And then he encountered Jesus on the road. The light of Christ was overwhelming. He was humbled almost beyond what he could bear. He fell to the ground and heard Jesus say to him, “Saul, Saul, why are you persecuting me?” (Pointing us to the truth about what we’re really doing when you and I evaluate Jesus’ followers. When we persecute a fellow believer, we persecute Jesus.)
Saul asked, “Who are you, Lord?”
Jesus said, “I am Jesus, whom you are persecuting. But rise and enter the city, and you will be told what you are to do.”
Saul was so overwhelmed by this encounter with Jesus, he entered into a new way of life. Where he used to be the evaluator of others, Saul now surrendered himself to Jesus’ evaluation of him. And Jesus’ evaluation of him was all that mattered.
This new way of life also changed him in another way. Where he used to plan where he would go and what he would do, Saul now surrendered himself to Jesus’ plan. “. . . rise and enter the city, and you will be told what to do” next, Jesus said. From now on it’s Jesus who tells Saul where to go and what to do.

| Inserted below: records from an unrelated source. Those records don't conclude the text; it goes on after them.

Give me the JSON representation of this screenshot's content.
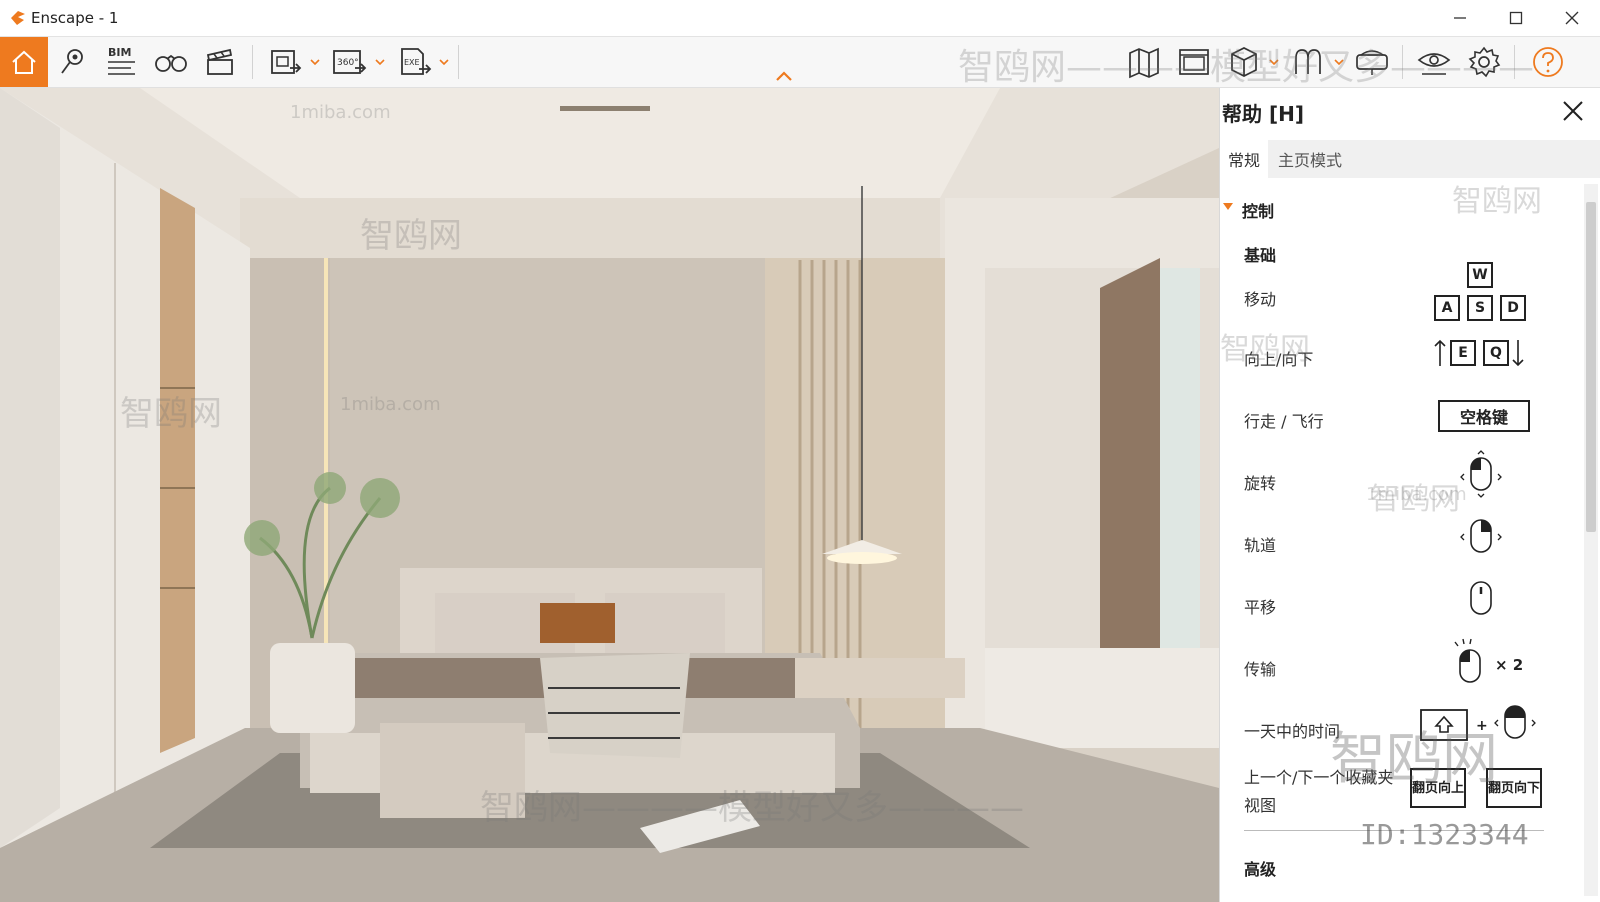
{
  "window": {
    "title": "Enscape - 1",
    "controls": {
      "minimize": "—",
      "maximize": "☐",
      "close": "✕"
    }
  },
  "toolbar": {
    "bim_label": "BIM",
    "pano_label": "360°",
    "exe_label": "EXE",
    "accent_color": "#ee7a1f",
    "left_icons": [
      "home-icon",
      "location-pin-icon",
      "bim-icon",
      "binoculars-icon",
      "clapperboard-icon",
      "screenshot-export-icon",
      "panorama-360-icon",
      "exe-export-icon"
    ],
    "right_icons": [
      "map-icon",
      "view-management-icon",
      "asset-library-icon",
      "material-editor-icon",
      "vr-headset-icon",
      "eye-icon",
      "settings-gear-icon",
      "help-icon"
    ]
  },
  "help_panel": {
    "title": "帮助 [H]",
    "tabs": [
      {
        "label": "常规",
        "active": true
      },
      {
        "label": "主页模式",
        "active": false
      }
    ],
    "section": "控制",
    "basics_heading": "基础",
    "rows": {
      "move": "移动",
      "up_down": "向上/向下",
      "walk_fly": "行走 / 飞行",
      "rotate": "旋转",
      "orbit": "轨道",
      "pan": "平移",
      "teleport": "传输",
      "time_of_day": "一天中的时间",
      "prev_next_view": "上一个/下一个收藏夹视图"
    },
    "keys": {
      "w": "W",
      "a": "A",
      "s": "S",
      "d": "D",
      "e": "E",
      "q": "Q"
    },
    "space_key": "空格键",
    "double_click": "× 2",
    "page_up": "翻页向上",
    "page_down": "翻页向下",
    "advanced_heading": "高级"
  },
  "watermarks": {
    "brand_cn": "智鸥网",
    "slogan": "智鸥网————模型好又多————",
    "site": "1miba.com",
    "id_text": "ID:1323344"
  }
}
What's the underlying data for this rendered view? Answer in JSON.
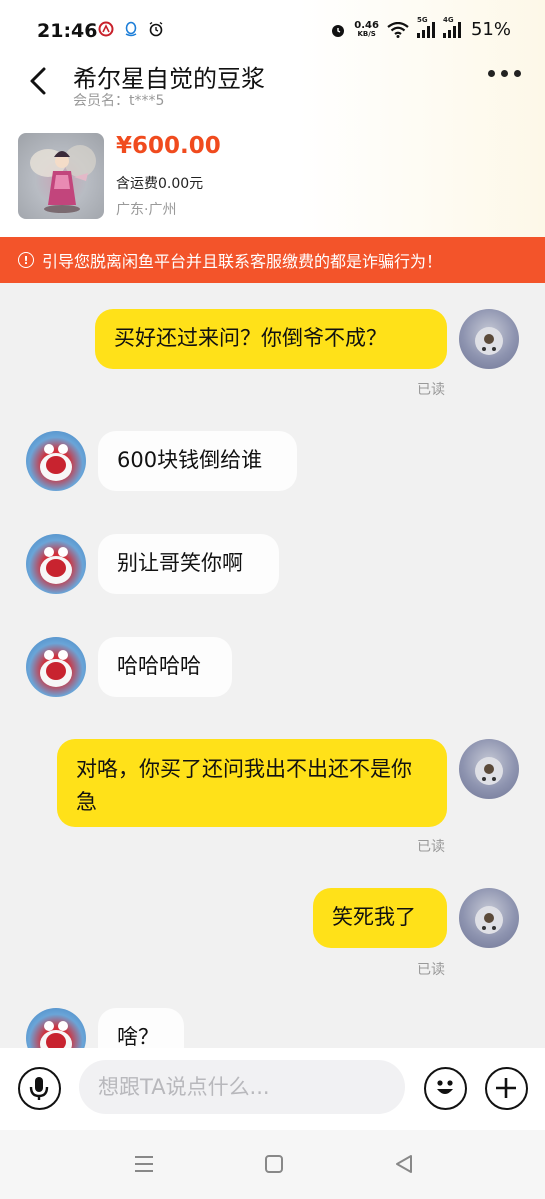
{
  "status_bar": {
    "time": "21:46",
    "net_speed_value": "0.46",
    "net_speed_unit": "KB/S",
    "signal_1_tag": "5G",
    "signal_2_tag": "4G",
    "battery": "51%"
  },
  "nav": {
    "title": "希尔星自觉的豆浆",
    "subtitle": "会员名：t***5"
  },
  "product": {
    "price": "¥600.00",
    "shipping": "含运费0.00元",
    "location": "广东·广州"
  },
  "warning": {
    "icon": "!",
    "text": "引导您脱离闲鱼平台并且联系客服缴费的都是诈骗行为！"
  },
  "messages": [
    {
      "from": "me",
      "text": "买好还过来问？你倒爷不成？",
      "status": "已读"
    },
    {
      "from": "other",
      "text": "600块钱倒给谁"
    },
    {
      "from": "other",
      "text": "别让哥笑你啊"
    },
    {
      "from": "other",
      "text": "哈哈哈哈"
    },
    {
      "from": "me",
      "text": "对咯，你买了还问我出不出还不是你急",
      "status": "已读"
    },
    {
      "from": "me",
      "text": "笑死我了",
      "status": "已读"
    },
    {
      "from": "other",
      "text": "啥？"
    }
  ],
  "input": {
    "placeholder": "想跟TA说点什么..."
  },
  "colors": {
    "accent_yellow": "#ffe119",
    "price_orange": "#f04b1e",
    "warning_bg": "#f3542a"
  }
}
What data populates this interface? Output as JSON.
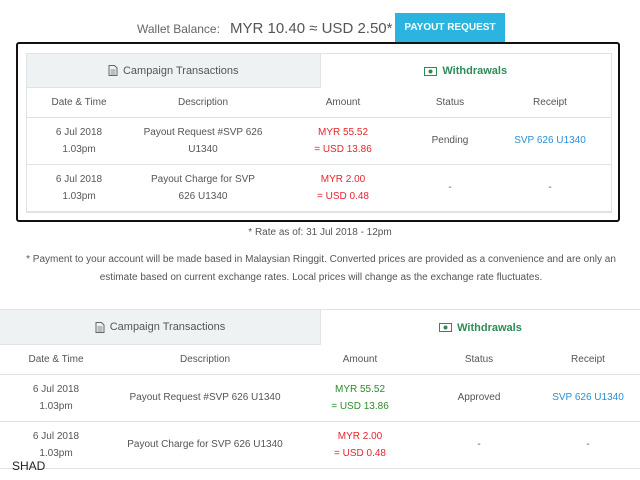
{
  "wallet": {
    "label": "Wallet Balance:",
    "value": "MYR 10.40 ≈ USD 2.50*",
    "payout_button": "PAYOUT REQUEST"
  },
  "top_panel": {
    "tabs": {
      "campaign": "Campaign Transactions",
      "withdrawals": "Withdrawals"
    },
    "headers": [
      "Date & Time",
      "Description",
      "Amount",
      "Status",
      "Receipt"
    ],
    "rows": [
      {
        "date": "6 Jul 2018",
        "time": "1.03pm",
        "description": "Payout Request #SVP 626 U1340",
        "amount_myr": "MYR 55.52",
        "amount_usd": "= USD 13.86",
        "status": "Pending",
        "receipt": "SVP 626 U1340"
      },
      {
        "date": "6 Jul 2018",
        "time": "1.03pm",
        "description": "Payout Charge for SVP 626 U1340",
        "amount_myr": "MYR 2.00",
        "amount_usd": "= USD 0.48",
        "status": "-",
        "receipt": "-"
      }
    ]
  },
  "rate_note": "* Rate as of: 31 Jul 2018 - 12pm",
  "disclaimer": "* Payment to your account will be made based in Malaysian Ringgit. Converted prices are provided as a convenience and are only an estimate based on current exchange rates. Local prices will change as the exchange rate fluctuates.",
  "bottom_panel": {
    "tabs": {
      "campaign": "Campaign Transactions",
      "withdrawals": "Withdrawals"
    },
    "headers": [
      "Date & Time",
      "Description",
      "Amount",
      "Status",
      "Receipt"
    ],
    "rows": [
      {
        "date": "6 Jul 2018",
        "time": "1.03pm",
        "description": "Payout Request #SVP 626 U1340",
        "amount_myr": "MYR 55.52",
        "amount_usd": "= USD 13.86",
        "status": "Approved",
        "receipt": "SVP 626 U1340"
      },
      {
        "date": "6 Jul 2018",
        "time": "1.03pm",
        "description": "Payout Charge for SVP 626 U1340",
        "amount_myr": "MYR 2.00",
        "amount_usd": "= USD 0.48",
        "status": "-",
        "receipt": "-"
      }
    ]
  },
  "footer_label": "SHAD",
  "colors": {
    "accent": "#2bb4e0",
    "tab_active": "#2e8b57",
    "amount_red": "#e8242e",
    "amount_green": "#2a8c2a",
    "link": "#2b8fd6"
  },
  "icons": {
    "campaign_tab": "document-icon",
    "withdrawals_tab": "money-icon"
  }
}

This is the way of those who follow the Way. We’re no longer evaluators of people or Jesus or God or the Bible. If we want to follow Jesus we have to stop evaluating and become the evaluated, evaluated by Christ. I have to stop evaluating and surrender myself to Jesus’ evaluation of me.
What Christ thinks of me is all that matters.
And we have to let ourselves be overwhelmed by the light of Jesus.
And we have to ask:
Where will you send me Lord?
What would you have me do next?
“Father, please have mercy on me and on the dear person praying this right now. Please forgive me for thinking I’m more than I am. Please forgive me for my arrogance. Please forgive me for evaluating others and for evaluating even You and Your words in Your scriptures. Be merciful to me Father, and change me, transform me the way You transformed Saul. Take the scales from my eyes and help me to see Jesus clearly. Help me to be overwhelmed by the light of Jesus to the point where I surrender to him and follow his words.
“Have mercy on me.
“In Jesus’ name.
Jordan M. Poss, What’s Wrong, Chesterton?, February 28, 2019
Now available on Amazon!
Love Like Jesus: How Jesus Loved People (and how you can love like Jesus)
Love Like Jesus begins with the story of how after a life of regular church attendance and Bible study, Bennett was challenged by a pastor to study Jesus. That led to an obsessive seven year deep dive. After pouring over Jesus’ every interaction with another human being, he realized he was doing a much better job of studying Jesus’ words than he was following Jesus’ words and example. The honest and fearless revelations of Bennett’s own moral failures affirm he wrote this book for himself as much as for others.
Love Like Jesus examines a variety of stories, examples, and research, including:
- Specific examples of how Jesus communicated God’s love to others.
- How Jesus demonstrated all five of Gary Chapman’s love languages (and how you can too).
- The story of how Billy Graham extended Christ’s extraordinary love and grace toward a man who misrepresented Jesus to millions.
- How to respond to critics the way Jesus did.
- How to love unlovable people the way Jesus did.
- How to survive a life of loving like Jesus (or how not to become a Christian doormat).
- How Jesus didn’t love everyone the same (and why you shouldn’t either).
- How Jesus guarded his heart by taking care of himself–he even napped–and why you should do the same.
- How Jesus loved his betrayer Judas, even to the very end.
With genuine unfiltered honesty, Love Like Jesus, shows you how to live a life according to God’s definition of success: A life of loving God well, and loving the people around you well too.
A life of loving like Jesus.